Self-regulation is a complex process that involves consumers’ persistence, strength, motivation, and commitment in order to be able to override short-term impulses. In order to be able to pursue their long-term goals, consumers typically need to forgo immediate pleasurable experiences that are detrimental to reach their overarching goals. Although this sometimes involves resisting to simple and small temptations, it is not always easy, since the lure of momentary temptations is pervasive. In addition, consumers’ beliefs play an important role determining strategies and behaviors that consumers consider acceptable to engage in, affecting how they act and plan actions to attain their goals. This dissertation investigates adequacy of some beliefs typically shared by consumers about the appropriate behaviors to exert self-regulation, analyzing to what extent these indeed contribute to the enhancement of consumers’ ability to exert self-regulation.

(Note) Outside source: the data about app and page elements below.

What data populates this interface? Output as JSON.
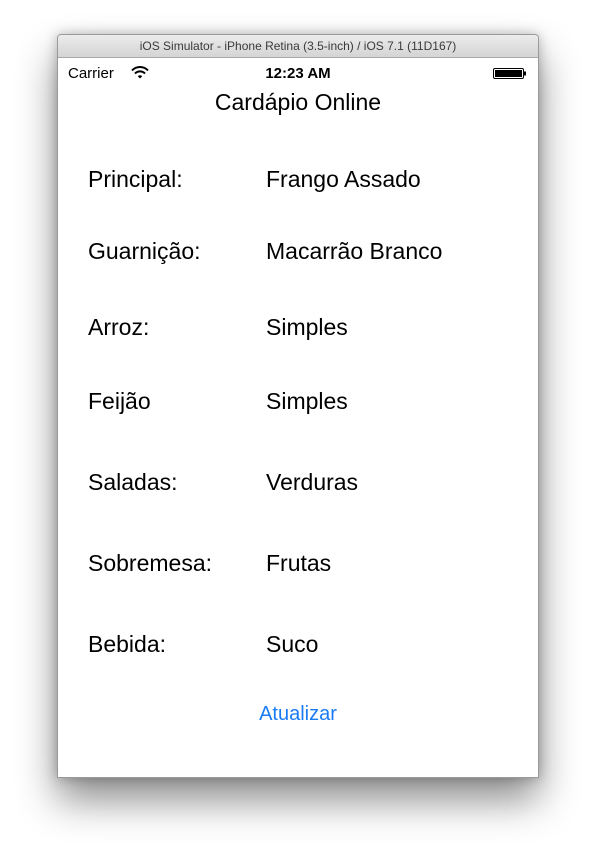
{
  "window": {
    "title": "iOS Simulator - iPhone Retina (3.5-inch) / iOS 7.1 (11D167)"
  },
  "status_bar": {
    "carrier": "Carrier",
    "time": "12:23 AM",
    "icons": [
      "wifi-icon",
      "battery-icon"
    ]
  },
  "nav": {
    "title": "Cardápio Online"
  },
  "menu": [
    {
      "label": "Principal:",
      "value": "Frango Assado"
    },
    {
      "label": "Guarnição:",
      "value": "Macarrão Branco"
    },
    {
      "label": "Arroz:",
      "value": "Simples"
    },
    {
      "label": "Feijão",
      "value": "Simples"
    },
    {
      "label": "Saladas:",
      "value": "Verduras"
    },
    {
      "label": "Sobremesa:",
      "value": "Frutas"
    },
    {
      "label": "Bebida:",
      "value": "Suco"
    }
  ],
  "actions": {
    "update_label": "Atualizar"
  },
  "colors": {
    "accent": "#1a7cf5"
  }
}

|Qualification||Doctor of Philosophy|
|Award date||27 Apr 2007|
|Place of Publication||Tilburg|
|Publication status||Published - 2007|